* **WHAT IS EXPECTED**: Lines with the word "this" in them are the ones to copy from the records.

* **RECORDS**:
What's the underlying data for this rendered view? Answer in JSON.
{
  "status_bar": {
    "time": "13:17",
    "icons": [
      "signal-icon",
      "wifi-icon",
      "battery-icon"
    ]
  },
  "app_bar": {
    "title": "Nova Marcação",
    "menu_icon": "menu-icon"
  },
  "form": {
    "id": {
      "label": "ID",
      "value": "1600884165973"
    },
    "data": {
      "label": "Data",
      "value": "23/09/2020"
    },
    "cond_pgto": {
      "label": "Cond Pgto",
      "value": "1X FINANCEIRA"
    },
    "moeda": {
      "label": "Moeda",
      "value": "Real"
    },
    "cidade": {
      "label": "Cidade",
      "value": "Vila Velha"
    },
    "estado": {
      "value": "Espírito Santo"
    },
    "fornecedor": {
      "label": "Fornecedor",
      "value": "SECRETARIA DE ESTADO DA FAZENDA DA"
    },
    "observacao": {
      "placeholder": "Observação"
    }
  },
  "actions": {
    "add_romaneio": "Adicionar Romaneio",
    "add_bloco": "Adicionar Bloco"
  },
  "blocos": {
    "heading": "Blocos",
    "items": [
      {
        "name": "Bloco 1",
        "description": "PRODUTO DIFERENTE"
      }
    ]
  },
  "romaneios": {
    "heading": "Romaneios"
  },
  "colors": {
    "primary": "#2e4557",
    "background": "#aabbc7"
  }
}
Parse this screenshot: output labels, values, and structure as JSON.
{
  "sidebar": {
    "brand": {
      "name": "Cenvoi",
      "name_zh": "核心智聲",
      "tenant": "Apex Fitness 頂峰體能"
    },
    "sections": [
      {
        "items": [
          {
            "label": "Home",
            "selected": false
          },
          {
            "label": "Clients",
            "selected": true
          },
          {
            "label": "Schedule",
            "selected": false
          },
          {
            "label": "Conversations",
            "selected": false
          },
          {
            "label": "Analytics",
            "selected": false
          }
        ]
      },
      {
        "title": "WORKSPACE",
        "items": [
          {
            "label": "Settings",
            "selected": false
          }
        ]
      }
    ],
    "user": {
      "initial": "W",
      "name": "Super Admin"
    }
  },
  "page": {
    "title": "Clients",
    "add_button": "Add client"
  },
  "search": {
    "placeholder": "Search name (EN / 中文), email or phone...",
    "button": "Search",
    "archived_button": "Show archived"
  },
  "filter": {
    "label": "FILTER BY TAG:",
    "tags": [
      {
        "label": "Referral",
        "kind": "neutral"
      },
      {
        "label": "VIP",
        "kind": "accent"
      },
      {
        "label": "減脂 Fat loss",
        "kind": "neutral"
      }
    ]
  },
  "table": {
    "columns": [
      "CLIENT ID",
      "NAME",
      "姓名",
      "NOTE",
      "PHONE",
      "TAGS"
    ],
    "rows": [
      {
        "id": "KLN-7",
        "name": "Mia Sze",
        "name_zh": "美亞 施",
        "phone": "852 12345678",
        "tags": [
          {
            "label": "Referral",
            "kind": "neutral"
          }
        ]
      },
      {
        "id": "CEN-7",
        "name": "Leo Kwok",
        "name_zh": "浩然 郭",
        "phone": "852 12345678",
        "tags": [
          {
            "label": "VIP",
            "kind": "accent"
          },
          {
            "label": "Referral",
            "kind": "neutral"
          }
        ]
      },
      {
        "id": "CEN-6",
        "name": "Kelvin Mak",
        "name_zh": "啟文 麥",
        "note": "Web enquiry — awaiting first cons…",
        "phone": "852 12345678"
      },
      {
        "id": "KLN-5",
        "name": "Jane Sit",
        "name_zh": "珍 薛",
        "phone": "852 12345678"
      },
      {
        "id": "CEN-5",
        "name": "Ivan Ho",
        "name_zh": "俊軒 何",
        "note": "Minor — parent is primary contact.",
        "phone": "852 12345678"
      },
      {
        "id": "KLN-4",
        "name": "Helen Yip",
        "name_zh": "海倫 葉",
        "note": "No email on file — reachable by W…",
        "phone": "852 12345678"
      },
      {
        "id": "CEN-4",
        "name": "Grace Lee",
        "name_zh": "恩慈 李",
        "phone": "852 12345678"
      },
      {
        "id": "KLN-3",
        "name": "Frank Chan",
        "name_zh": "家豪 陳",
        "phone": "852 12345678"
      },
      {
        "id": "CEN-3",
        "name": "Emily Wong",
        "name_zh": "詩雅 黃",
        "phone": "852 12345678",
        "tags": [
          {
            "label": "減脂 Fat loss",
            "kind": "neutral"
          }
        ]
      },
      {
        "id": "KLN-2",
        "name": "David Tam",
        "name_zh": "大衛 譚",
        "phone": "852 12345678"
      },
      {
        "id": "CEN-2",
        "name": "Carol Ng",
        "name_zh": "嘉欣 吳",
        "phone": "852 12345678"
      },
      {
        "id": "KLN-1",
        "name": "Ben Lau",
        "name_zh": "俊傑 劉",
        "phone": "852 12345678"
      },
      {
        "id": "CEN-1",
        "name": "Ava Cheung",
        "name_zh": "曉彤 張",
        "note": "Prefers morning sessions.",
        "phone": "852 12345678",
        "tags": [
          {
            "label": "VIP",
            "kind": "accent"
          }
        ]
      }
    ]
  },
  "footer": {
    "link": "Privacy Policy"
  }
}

* **EXPECTED OUTPUT**:
What's the underlying data for this rendered view? Answer in JSON.
Parse this screenshot: output labels, values, and structure as JSON.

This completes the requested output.